Then, it partnered with Hedonism Wines (Britain) to offer The Penfold's Collection, a vertical of six decades of Grange from 1951 to 2007, which included ''several legends of the wine world''. The asking price? $1.8 million.
Mollydooker Wines: For services to alcohol.
Raising the middle finger to those who would plead for less alcohol in their wines is McLaren Vale's own rugged individual, Mollydooker Wines. The leftie continues to release blockbusters with alcohols so high you'd need a good run up and a lend of Steve Hooker's jumping pole to get over.
MEDAL OF THE ORDER OF AUSTRALIAN WINE (AWOM)
For service worthy of particular recognition.
Rick Kinzbrunner, Giaconda: For services to winemaker honesty.
When Rick ''Tell It Like It Is'' Kinzbrunner decided to remove the roussanne vines at his vineyard outside Beechworth, he didn't gloss over the reason. No sir, he laid his decision at the feet - or rather, the palate - of Australian wine writers.
''There was a singular lack of interest from most Australian wine writers,'' he said, by way of explanation. ''For example, I submitted it a couple of years ago to [James] Halliday's Top 100 and he didn't consider it worthy of a place! There have been other similar incidents in Australia but international writers love it.''
He could have fudged the reason, but no. RIP Giaconda Aeolia roussanne ($80). For the record, I loved it - when I could afford it.
P-J Charteris, winemaker: For services to Australia-New Zealand wine relations.

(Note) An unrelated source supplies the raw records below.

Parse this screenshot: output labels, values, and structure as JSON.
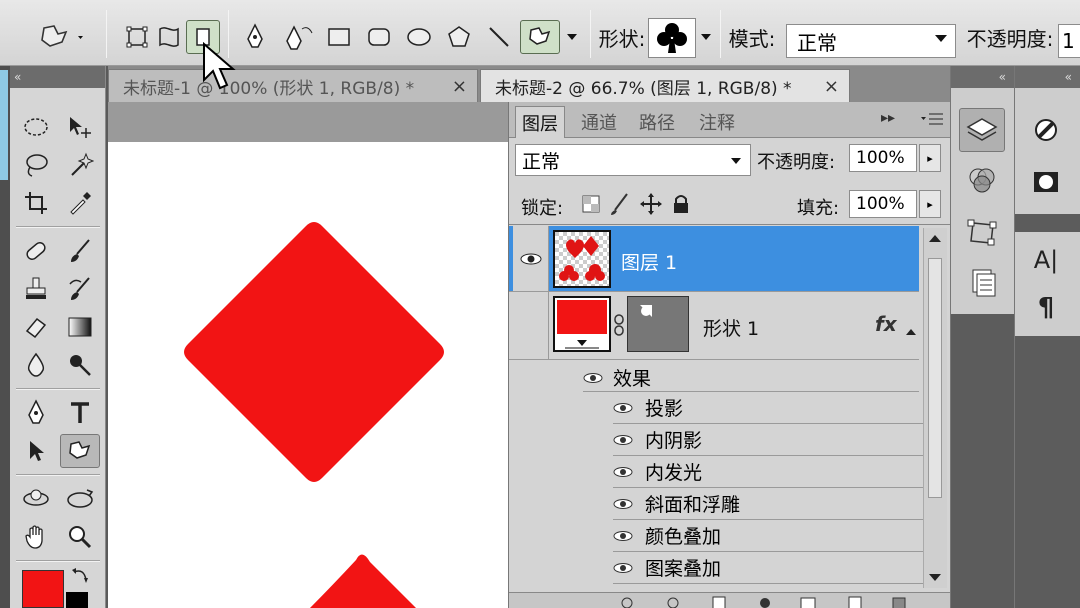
{
  "options_bar": {
    "shape_label": "形状:",
    "mode_label": "模式:",
    "mode_value": "正常",
    "opacity_label": "不透明度:",
    "opacity_value": "1"
  },
  "tabs": [
    {
      "label": "未标题-1 @ 100% (形状 1, RGB/8) *",
      "close": "×"
    },
    {
      "label": "未标题-2 @ 66.7% (图层 1, RGB/8) *",
      "close": "×"
    }
  ],
  "panel_collapse": "«",
  "layers_panel": {
    "tabs": [
      "图层",
      "通道",
      "路径",
      "注释"
    ],
    "menu_glyph": "▸▸",
    "blend_mode": "正常",
    "opacity_label": "不透明度:",
    "opacity_value": "100%",
    "lock_label": "锁定:",
    "fill_label": "填充:",
    "fill_value": "100%",
    "layers": [
      {
        "name": "图层 1",
        "selected": true
      },
      {
        "name": "形状 1",
        "selected": false,
        "fx": "fx"
      }
    ],
    "effects_label": "效果",
    "effects": [
      "投影",
      "内阴影",
      "内发光",
      "斜面和浮雕",
      "颜色叠加",
      "图案叠加"
    ]
  },
  "dock": {
    "text_glyph": "A|",
    "para_glyph": "¶"
  },
  "colors": {
    "accent_red": "#f21414",
    "selection_blue": "#3d8fe0"
  }
}
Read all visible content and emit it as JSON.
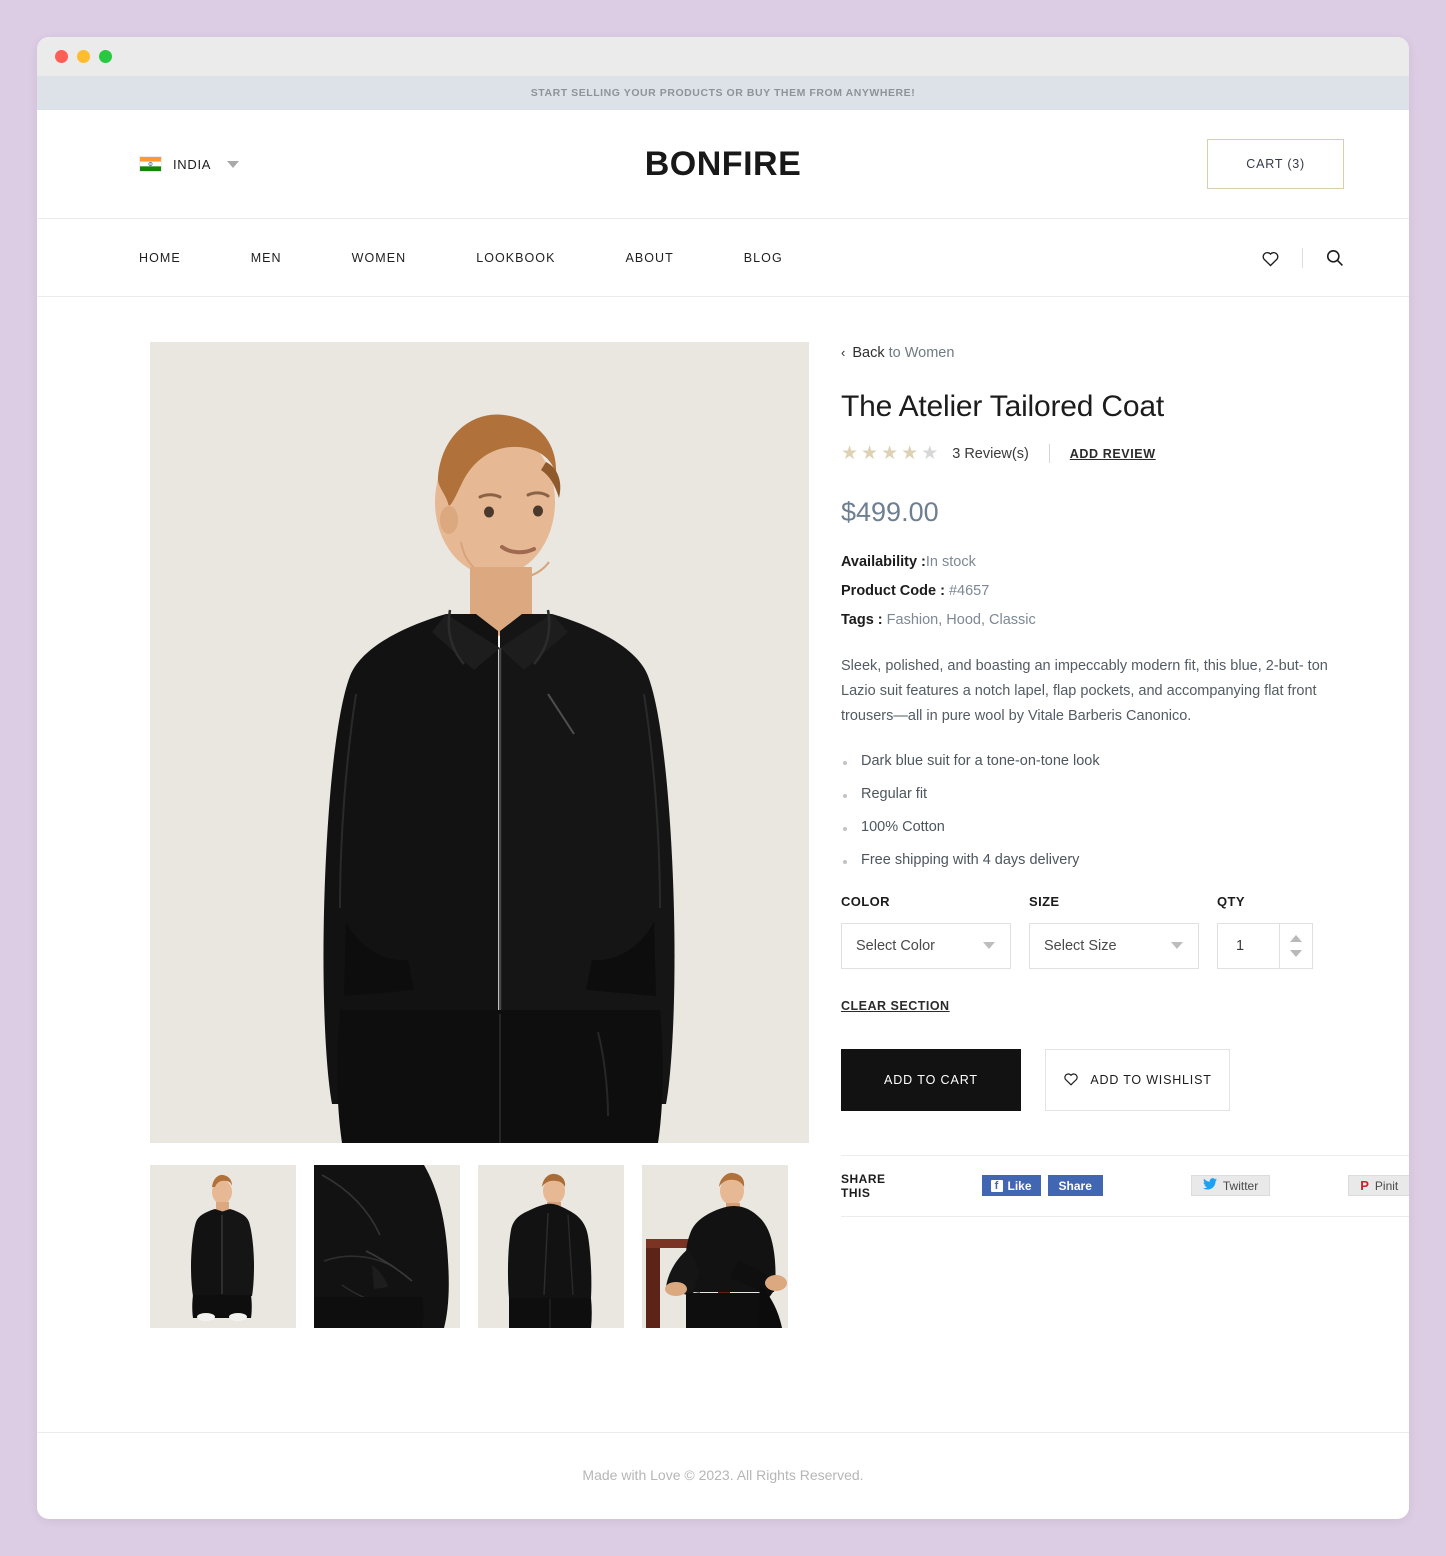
{
  "browser": {
    "traffic_lights": [
      "close",
      "minimize",
      "maximize"
    ]
  },
  "promo": {
    "text": "START SELLING YOUR PRODUCTS OR BUY THEM FROM ANYWHERE!"
  },
  "header": {
    "country": "INDIA",
    "country_flag": "india-flag-icon",
    "brand": "BONFIRE",
    "cart_label": "CART (3)"
  },
  "nav": {
    "items": [
      {
        "label": "HOME"
      },
      {
        "label": "MEN"
      },
      {
        "label": "WOMEN"
      },
      {
        "label": "LOOKBOOK"
      },
      {
        "label": "ABOUT"
      },
      {
        "label": "BLOG"
      }
    ],
    "icons": [
      "heart-icon",
      "search-icon"
    ]
  },
  "product": {
    "back_chevron": "‹",
    "back_prefix": "Back",
    "back_suffix": " to Women",
    "title": "The Atelier Tailored Coat",
    "rating": 4,
    "rating_max": 5,
    "review_count_text": "3 Review(s)",
    "add_review_label": "ADD REVIEW",
    "price": "$499.00",
    "availability_label": "Availability :",
    "availability_value": "In stock",
    "product_code_label": "Product Code : ",
    "product_code_value": "#4657",
    "tags_label": "Tags : ",
    "tags_value": "Fashion, Hood, Classic",
    "description": "Sleek, polished, and boasting an impeccably modern fit, this blue, 2-but- ton Lazio suit features a notch lapel, flap pockets, and accompanying flat front trousers—all in pure wool by Vitale Barberis Canonico.",
    "features": [
      "Dark blue suit for a tone-on-tone look",
      "Regular fit",
      "100% Cotton",
      "Free shipping with 4 days delivery"
    ]
  },
  "options": {
    "color_label": "COLOR",
    "color_value": "Select Color",
    "size_label": "SIZE",
    "size_value": "Select Size",
    "qty_label": "QTY",
    "qty_value": "1",
    "clear_label": "CLEAR SECTION"
  },
  "actions": {
    "add_to_cart": "ADD TO CART",
    "add_to_wishlist": "ADD TO WISHLIST"
  },
  "share": {
    "label": "SHARE THIS",
    "facebook_like": "Like",
    "facebook_like_glyph": "f",
    "facebook_share": "Share",
    "twitter": "Twitter",
    "pinterest": "Pinit",
    "pinterest_glyph": "P"
  },
  "footer": {
    "text": "Made with Love © 2023. All Rights Reserved."
  },
  "colors": {
    "page_background": "#ddcde4",
    "promo_background": "#dde2e8",
    "cart_border": "#d9ceae",
    "price": "#6d7f91",
    "star_filled": "#ded2b4",
    "star_empty": "#d7d7d7",
    "add_to_cart": "#121212",
    "facebook": "#4267b2",
    "twitter": "#1da1f2",
    "pinterest": "#c8232c"
  }
}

Like Russell Crowe, P-J (Peter-James) was born a Kiwi but that hasn't stopped Aussies embracing him as a local son. He spent decades in the Australian wine industry, notably 12 years as winemaker at Brokenwood in the Hunter Valley. In 2010 he was named Hunter Winemaker of the Year, an award that clearly didn't go to his head because, soon after, he left Oz to return to his land of birth.
He now calls Central Otago home and at Charteris Wines he's making full use of the winemaking knowledge gained in Oz, producing a stunning pinot noir and riesling. Our loss - but we keep Rusty.
Yalumba Wines: For services to vegans.
It started out as a way to be smarter in the winery, adding fewer things to wine, and along the way Yalumba became the vegan's new best friend. The Barossa Valley institution now makes 40 wines meeting the vegan criteria, one for the record books surely.
One step up from vegetarian, vegan-friendly wines avoid all animal-based fining/clarification agents based on eggs or dairy products.
Now vegans and non-vegans are sharing the same wine.
Who'd have thought?